The antifreeze shrinks in volume as it gets colder and expands when hot.
The maximum level will occur when both motor and radiator are hot. In cold weather the water in the radiator doesn't stay as warm when you're driving because of the colder air moving through the fins cooling it easier. So the volume of that part of the water in the system is less even when stopped after driving some miles.
In the colder temps the motor gets colder overnight than when outside is 50-60. So the water inside the motor shrinks in volume also. This means at 30 degrees the total volume will be substantially less than when the temps outside are 60 and the motor was driven a few hours ago; the water inside the motor is still warm after hours of sitting.
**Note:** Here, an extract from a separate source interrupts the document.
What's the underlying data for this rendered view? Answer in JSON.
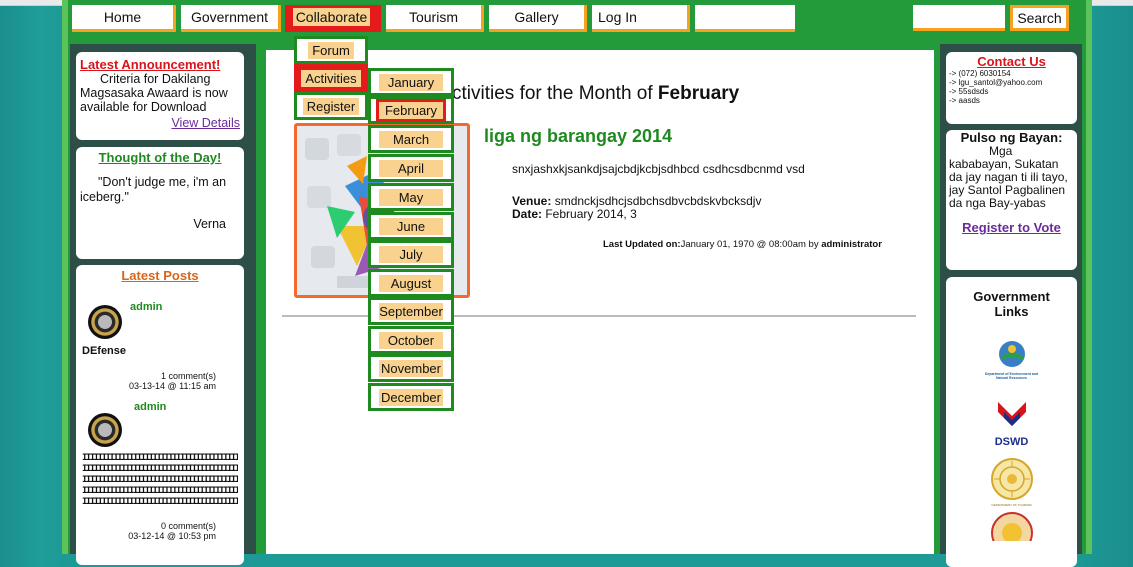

Change from week to week checks at totally cold temps are the best comparison I find. The volume hot in cold weather depends a lot on how the car has been driven and on the outside ambient air temps moving through the radiator. I mark the level on the recovery tank with a Sharpie at the temp I want to compare with later.
Dual auto air on both